'In order to reconcile the rise of free schools with a commitment to social integration, the government should seriously consider emulating the Shared Education programme instituted by the Northern Irish Executive. This might involve building new facilities for shared use by schools catering to different religious communities, or even co-locating these schools within shared campuses.'
Cathal McManus has recently published a paper in Irish Studies Review, which explores Protestant working-class underachievement:
McManus (2015) ‘“Bound in darkness and idolatry”? Protestant working-class underachievement and unionist hegemony’ Irish Studies Review 23, (1) 48-67
To view online click here
On 7th December Professor Joanne Hughes presented a keynote on shared education at the ‘Spirit of 95’ event in the Great Hall at Queen’s University.
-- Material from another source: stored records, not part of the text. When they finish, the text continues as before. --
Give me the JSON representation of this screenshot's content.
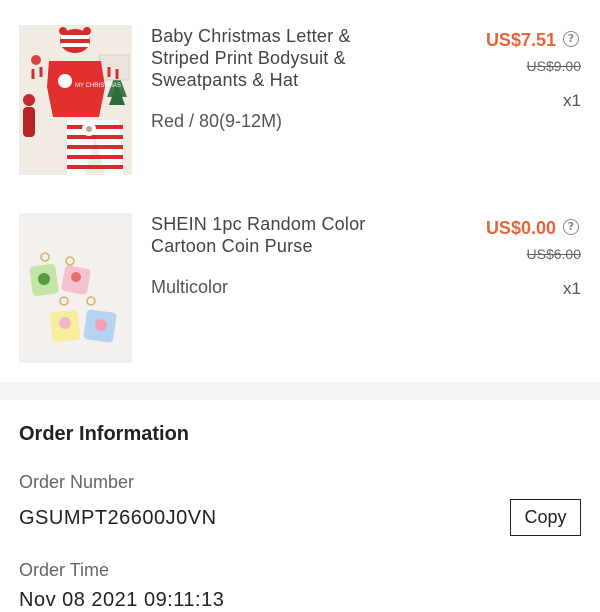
{
  "products": [
    {
      "name": "Baby Christmas Letter & Striped Print Bodysuit & Sweatpants & Hat",
      "variant": "Red / 80(9-12M)",
      "price": "US$7.51",
      "original_price": "US$9.00",
      "quantity": "x1",
      "image_text": "MY CHRISTMAS"
    },
    {
      "name": "SHEIN 1pc Random Color Cartoon Coin Purse",
      "variant": "Multicolor",
      "price": "US$0.00",
      "original_price": "US$6.00",
      "quantity": "x1"
    }
  ],
  "order_info": {
    "title": "Order Information",
    "order_number_label": "Order Number",
    "order_number": "GSUMPT26600J0VN",
    "copy_label": "Copy",
    "order_time_label": "Order Time",
    "order_time": "Nov 08 2021 09:11:13"
  },
  "icons": {
    "price_help": "question-circle-icon"
  },
  "colors": {
    "price_accent": "#e8633a",
    "text_primary": "#222222",
    "text_secondary": "#666666",
    "divider_band": "#f5f5f5"
  }
}
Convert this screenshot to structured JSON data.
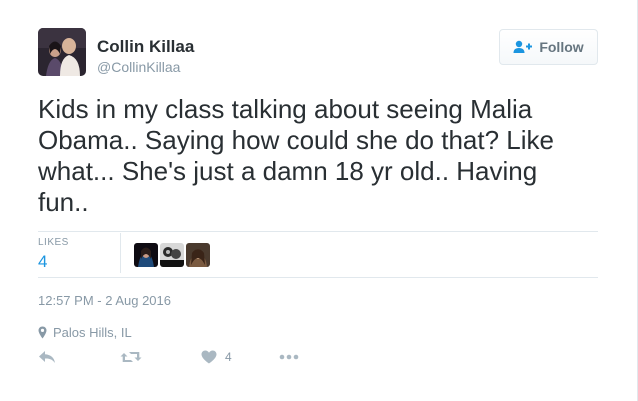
{
  "user": {
    "name": "Collin Killaa",
    "handle": "@CollinKillaa",
    "avatar_icon": "profile-photo"
  },
  "follow_button": {
    "label": "Follow",
    "icon": "add-user-icon"
  },
  "tweet": {
    "text": "Kids in my class talking about seeing Malia Obama.. Saying how could she do that? Like what... She's just a damn 18 yr old.. Having fun..",
    "likes_label": "LIKES",
    "likes_count": "4",
    "timestamp": "12:57 PM - 2 Aug 2016",
    "location": "Palos Hills, IL"
  },
  "actions": {
    "reply_icon": "reply-icon",
    "retweet_icon": "retweet-icon",
    "like_icon": "heart-icon",
    "like_count": "4",
    "more_icon": "more-icon"
  },
  "colors": {
    "accent": "#1b95e0",
    "muted": "#8899a6",
    "text": "#292f33",
    "border": "#e1e8ed"
  }
}
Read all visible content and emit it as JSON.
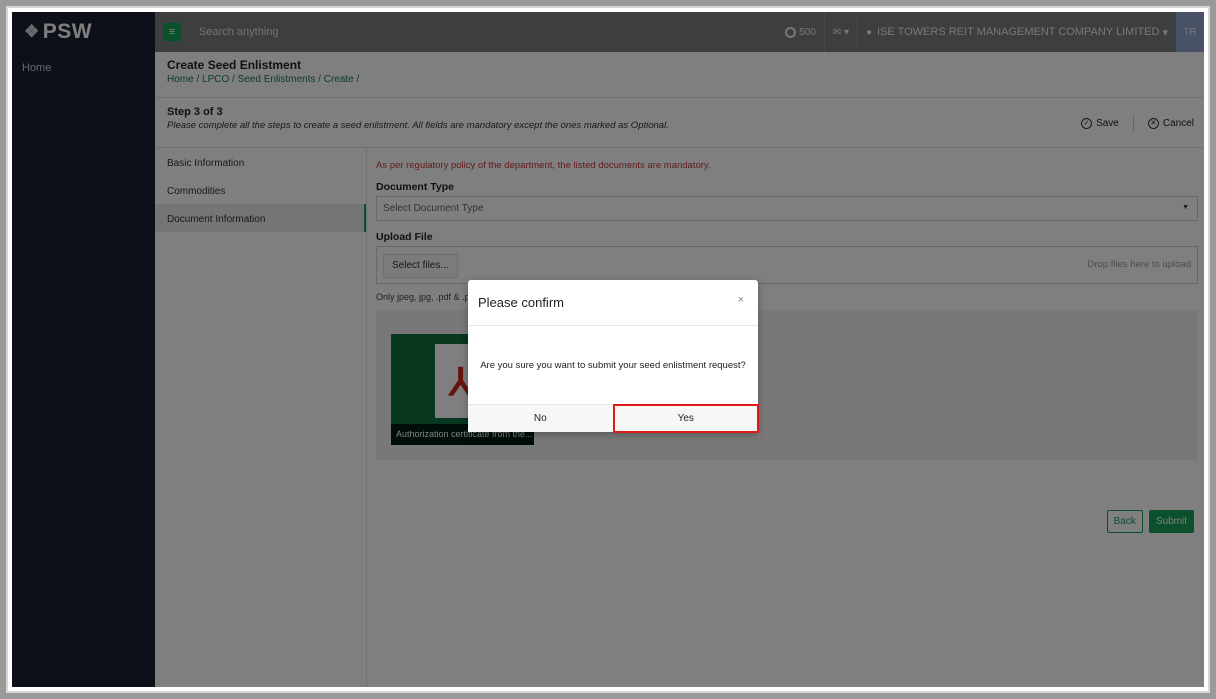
{
  "app": {
    "logo": "PSW",
    "logo_mark": "❖"
  },
  "sidebar": {
    "items": [
      {
        "label": "Home"
      }
    ]
  },
  "topbar": {
    "search_placeholder": "Search anything",
    "points": "500",
    "mail_caret": "▾",
    "user_name": "ISE TOWERS REIT MANAGEMENT COMPANY LIMITED",
    "user_caret": "▾",
    "avatar": "TR"
  },
  "page": {
    "title": "Create Seed Enlistment",
    "breadcrumb": "Home / LPCO / Seed Enlistments / Create /"
  },
  "step": {
    "title": "Step 3 of 3",
    "description": "Please complete all the steps to create a seed enlistment. All fields are mandatory except the ones marked as Optional.",
    "save_label": "Save",
    "cancel_label": "Cancel"
  },
  "steps_nav": [
    {
      "label": "Basic Information"
    },
    {
      "label": "Commodities"
    },
    {
      "label": "Document Information"
    }
  ],
  "form": {
    "note": "As per regulatory policy of the department, the listed documents are mandatory.",
    "doc_type_label": "Document Type",
    "doc_type_placeholder": "Select Document Type",
    "upload_label": "Upload File",
    "select_files_label": "Select files...",
    "drop_label": "Drop files here to upload",
    "only_types": "Only jpeg, jpg, .pdf & .png",
    "doc_caption": "Authorization certificate from the...",
    "back_label": "Back",
    "submit_label": "Submit"
  },
  "modal": {
    "title": "Please confirm",
    "close": "×",
    "message": "Are you sure you want to submit your seed enlistment request?",
    "no_label": "No",
    "yes_label": "Yes"
  },
  "colors": {
    "accent": "#14a05a",
    "sidebar": "#1a2133",
    "highlight": "#e01818",
    "note": "#c53a3a"
  }
}
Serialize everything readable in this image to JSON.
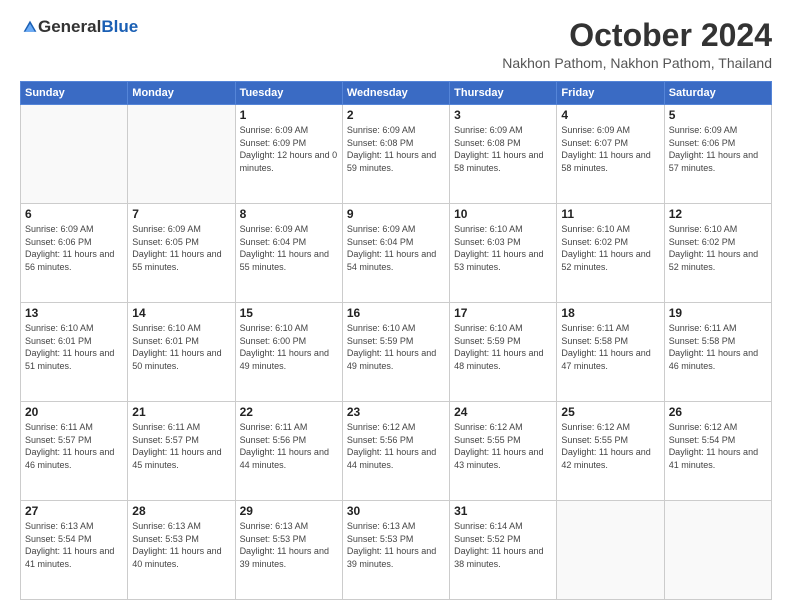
{
  "logo": {
    "general": "General",
    "blue": "Blue"
  },
  "header": {
    "month": "October 2024",
    "location": "Nakhon Pathom, Nakhon Pathom, Thailand"
  },
  "days_of_week": [
    "Sunday",
    "Monday",
    "Tuesday",
    "Wednesday",
    "Thursday",
    "Friday",
    "Saturday"
  ],
  "weeks": [
    [
      {
        "day": "",
        "info": ""
      },
      {
        "day": "",
        "info": ""
      },
      {
        "day": "1",
        "info": "Sunrise: 6:09 AM\nSunset: 6:09 PM\nDaylight: 12 hours\nand 0 minutes."
      },
      {
        "day": "2",
        "info": "Sunrise: 6:09 AM\nSunset: 6:08 PM\nDaylight: 11 hours\nand 59 minutes."
      },
      {
        "day": "3",
        "info": "Sunrise: 6:09 AM\nSunset: 6:08 PM\nDaylight: 11 hours\nand 58 minutes."
      },
      {
        "day": "4",
        "info": "Sunrise: 6:09 AM\nSunset: 6:07 PM\nDaylight: 11 hours\nand 58 minutes."
      },
      {
        "day": "5",
        "info": "Sunrise: 6:09 AM\nSunset: 6:06 PM\nDaylight: 11 hours\nand 57 minutes."
      }
    ],
    [
      {
        "day": "6",
        "info": "Sunrise: 6:09 AM\nSunset: 6:06 PM\nDaylight: 11 hours\nand 56 minutes."
      },
      {
        "day": "7",
        "info": "Sunrise: 6:09 AM\nSunset: 6:05 PM\nDaylight: 11 hours\nand 55 minutes."
      },
      {
        "day": "8",
        "info": "Sunrise: 6:09 AM\nSunset: 6:04 PM\nDaylight: 11 hours\nand 55 minutes."
      },
      {
        "day": "9",
        "info": "Sunrise: 6:09 AM\nSunset: 6:04 PM\nDaylight: 11 hours\nand 54 minutes."
      },
      {
        "day": "10",
        "info": "Sunrise: 6:10 AM\nSunset: 6:03 PM\nDaylight: 11 hours\nand 53 minutes."
      },
      {
        "day": "11",
        "info": "Sunrise: 6:10 AM\nSunset: 6:02 PM\nDaylight: 11 hours\nand 52 minutes."
      },
      {
        "day": "12",
        "info": "Sunrise: 6:10 AM\nSunset: 6:02 PM\nDaylight: 11 hours\nand 52 minutes."
      }
    ],
    [
      {
        "day": "13",
        "info": "Sunrise: 6:10 AM\nSunset: 6:01 PM\nDaylight: 11 hours\nand 51 minutes."
      },
      {
        "day": "14",
        "info": "Sunrise: 6:10 AM\nSunset: 6:01 PM\nDaylight: 11 hours\nand 50 minutes."
      },
      {
        "day": "15",
        "info": "Sunrise: 6:10 AM\nSunset: 6:00 PM\nDaylight: 11 hours\nand 49 minutes."
      },
      {
        "day": "16",
        "info": "Sunrise: 6:10 AM\nSunset: 5:59 PM\nDaylight: 11 hours\nand 49 minutes."
      },
      {
        "day": "17",
        "info": "Sunrise: 6:10 AM\nSunset: 5:59 PM\nDaylight: 11 hours\nand 48 minutes."
      },
      {
        "day": "18",
        "info": "Sunrise: 6:11 AM\nSunset: 5:58 PM\nDaylight: 11 hours\nand 47 minutes."
      },
      {
        "day": "19",
        "info": "Sunrise: 6:11 AM\nSunset: 5:58 PM\nDaylight: 11 hours\nand 46 minutes."
      }
    ],
    [
      {
        "day": "20",
        "info": "Sunrise: 6:11 AM\nSunset: 5:57 PM\nDaylight: 11 hours\nand 46 minutes."
      },
      {
        "day": "21",
        "info": "Sunrise: 6:11 AM\nSunset: 5:57 PM\nDaylight: 11 hours\nand 45 minutes."
      },
      {
        "day": "22",
        "info": "Sunrise: 6:11 AM\nSunset: 5:56 PM\nDaylight: 11 hours\nand 44 minutes."
      },
      {
        "day": "23",
        "info": "Sunrise: 6:12 AM\nSunset: 5:56 PM\nDaylight: 11 hours\nand 44 minutes."
      },
      {
        "day": "24",
        "info": "Sunrise: 6:12 AM\nSunset: 5:55 PM\nDaylight: 11 hours\nand 43 minutes."
      },
      {
        "day": "25",
        "info": "Sunrise: 6:12 AM\nSunset: 5:55 PM\nDaylight: 11 hours\nand 42 minutes."
      },
      {
        "day": "26",
        "info": "Sunrise: 6:12 AM\nSunset: 5:54 PM\nDaylight: 11 hours\nand 41 minutes."
      }
    ],
    [
      {
        "day": "27",
        "info": "Sunrise: 6:13 AM\nSunset: 5:54 PM\nDaylight: 11 hours\nand 41 minutes."
      },
      {
        "day": "28",
        "info": "Sunrise: 6:13 AM\nSunset: 5:53 PM\nDaylight: 11 hours\nand 40 minutes."
      },
      {
        "day": "29",
        "info": "Sunrise: 6:13 AM\nSunset: 5:53 PM\nDaylight: 11 hours\nand 39 minutes."
      },
      {
        "day": "30",
        "info": "Sunrise: 6:13 AM\nSunset: 5:53 PM\nDaylight: 11 hours\nand 39 minutes."
      },
      {
        "day": "31",
        "info": "Sunrise: 6:14 AM\nSunset: 5:52 PM\nDaylight: 11 hours\nand 38 minutes."
      },
      {
        "day": "",
        "info": ""
      },
      {
        "day": "",
        "info": ""
      }
    ]
  ]
}
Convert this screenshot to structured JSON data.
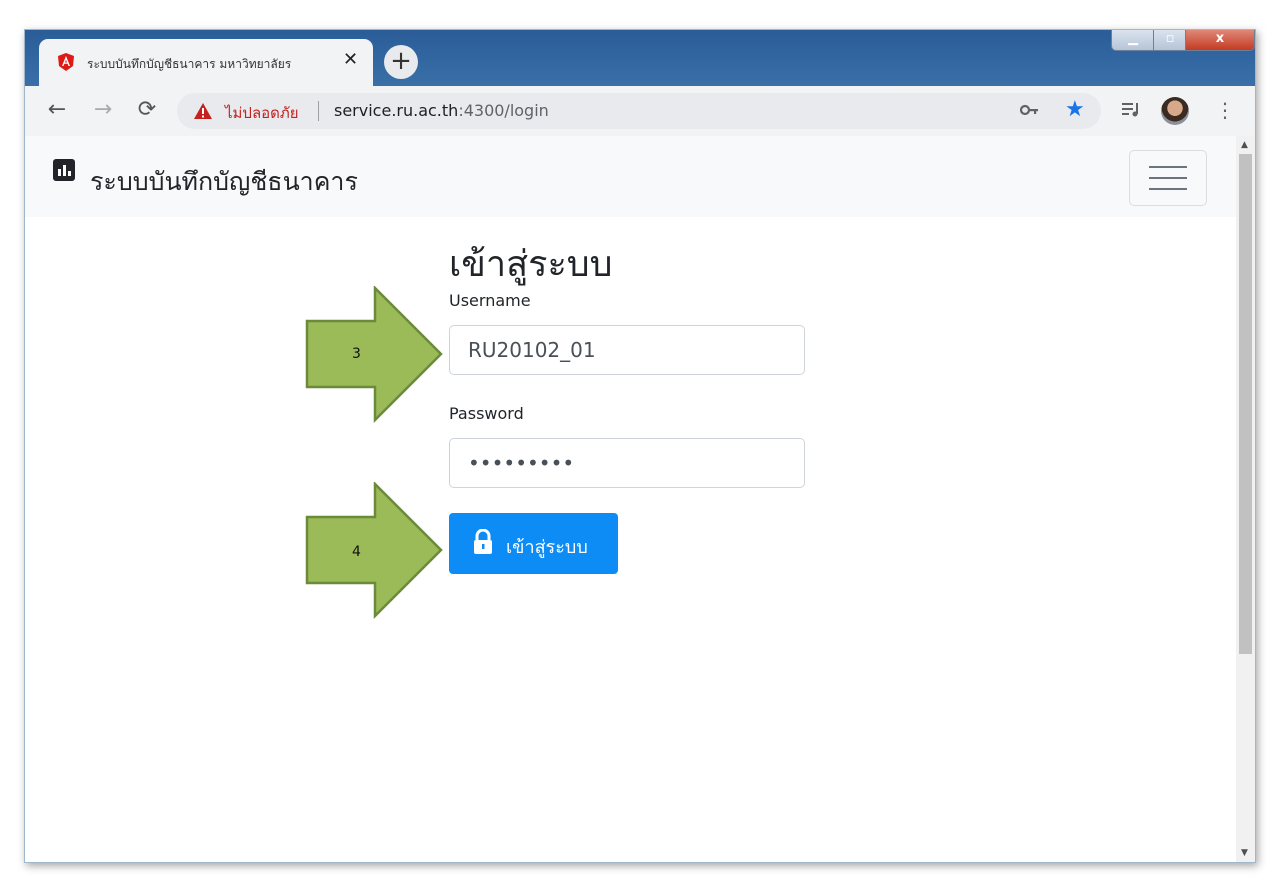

The event was organized by the Global Institute for the Study of Conflict Transformation and Social Justice as a 20 year anniversary marker of President Bill Clinton’s visit to Belfast in December 1995. The aim was to examine the lessons and legacies of the Clinton visit and speakers included Ambassador Kathleen Stephens, US Consul General, Daniel Lawton, local academics and young people. There was also a video message from President Bill Clinton.